Below excerpts are from a December 17th editorial in Newsday. The full article is available here.
“Every year, it seems, the ocean washes away the sand covering the bags [installed as part of an artificial dune by the Army Corps of Engineers] and narrows the [Montauk] beach that brings the tourists who fuel the area’s economy…
“…The town is pursuing a plan to move downtown oceanfront businesses inland and let the abandoned grounds serve as the kind of natural dune that has always been the best barrier…
“Montauk is a lesson for all of Long Island. We can keep paying for short-term solutions doomed to failure, or make tough decisions that offer the best chance for long-term survival.”
The full article is available here.
Orrin Pilkey, Professor Emeritus of Geology at Duke University, has been at the forefront of visionary thinking on coastal adaptation. Dr. Pilkey has authored multiple books examining coastal processes and government’s response to a moving coastline in the face of sea level rise. His recent article, Large Buildings Threaten N.C. Beaches, explains how coastal development–by transforming from small cottages to large-scale homes and development–has increased the demand for beach nourishment and inevitably leads to destructive seawalls.
We were very pleased to learn that the Quogue Village Trustees determined earlier this year that a beach nourishment project is not a prudent course of action at this time. Public education and participation was an important factor in their decision. Going forward, it’s essential that our Quogue community stay informed and remain part of the evolving conversation on the future of our beaches.
The following editorial originally ran in The Southampton Press, Western edition, Page A11 of Thursday, August 6, 2015.
On Monday, August 10, the New York State Department of Environmental Conservation will hold a public hearing in Quogue allowing local residents to air their views regarding the village’s permit application for a comprehensive $15 million beach nourishment project. (Click here to launch a pre-addressed email to the DEC, and let your voice be heard!) The application seeks approval to dredge 1.1 million cubic yards of sand from a “borrow area” located one mile offshore and place it, in various proportions, along the entire 2.7-mile Quogue beachfront.

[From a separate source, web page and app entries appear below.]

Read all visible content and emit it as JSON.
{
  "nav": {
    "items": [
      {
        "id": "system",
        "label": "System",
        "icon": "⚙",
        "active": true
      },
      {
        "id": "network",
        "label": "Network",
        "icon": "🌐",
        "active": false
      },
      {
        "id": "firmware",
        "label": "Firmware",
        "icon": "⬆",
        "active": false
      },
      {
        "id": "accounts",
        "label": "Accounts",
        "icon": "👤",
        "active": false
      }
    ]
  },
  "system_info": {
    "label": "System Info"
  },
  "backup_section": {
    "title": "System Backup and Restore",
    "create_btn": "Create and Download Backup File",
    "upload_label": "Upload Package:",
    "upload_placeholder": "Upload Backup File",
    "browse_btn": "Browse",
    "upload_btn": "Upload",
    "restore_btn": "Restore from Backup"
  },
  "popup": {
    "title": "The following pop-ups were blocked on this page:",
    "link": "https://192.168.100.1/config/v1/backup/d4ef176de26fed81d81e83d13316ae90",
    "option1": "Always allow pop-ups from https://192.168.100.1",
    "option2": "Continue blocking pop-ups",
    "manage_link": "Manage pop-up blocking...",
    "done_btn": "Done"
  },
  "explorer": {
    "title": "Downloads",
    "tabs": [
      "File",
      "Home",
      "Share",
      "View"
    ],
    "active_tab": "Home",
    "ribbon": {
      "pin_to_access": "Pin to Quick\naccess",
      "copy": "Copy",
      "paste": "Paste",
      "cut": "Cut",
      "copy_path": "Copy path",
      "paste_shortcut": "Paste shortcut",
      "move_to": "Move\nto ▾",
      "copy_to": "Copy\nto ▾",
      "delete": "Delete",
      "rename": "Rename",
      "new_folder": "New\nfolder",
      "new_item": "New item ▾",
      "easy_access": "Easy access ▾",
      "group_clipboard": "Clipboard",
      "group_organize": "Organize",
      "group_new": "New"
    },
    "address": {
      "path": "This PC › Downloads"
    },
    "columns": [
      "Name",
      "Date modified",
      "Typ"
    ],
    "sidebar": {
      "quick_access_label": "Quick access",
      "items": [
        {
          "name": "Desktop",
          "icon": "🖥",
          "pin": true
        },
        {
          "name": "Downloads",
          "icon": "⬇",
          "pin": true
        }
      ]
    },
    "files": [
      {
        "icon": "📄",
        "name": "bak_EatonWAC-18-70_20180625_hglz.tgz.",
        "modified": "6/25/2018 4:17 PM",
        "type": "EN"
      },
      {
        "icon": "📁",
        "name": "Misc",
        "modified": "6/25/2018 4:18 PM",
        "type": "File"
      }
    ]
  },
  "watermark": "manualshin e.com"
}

The stated purpose of the project is to replace the accumulated sand deficit, mitigate further erosion and maintain the integrity of the barrier island.
Not surprisingly, however, a thorough review of previously submitted written comments to the DEC indicates that the hearing will further highlight that opposition to this project is committed and widespread; in fact, if a voter referendum were held today it would probably be defeated by a substantial majority. Continue reading A Long-Term Solution Is Needed For Quogue’s Beaches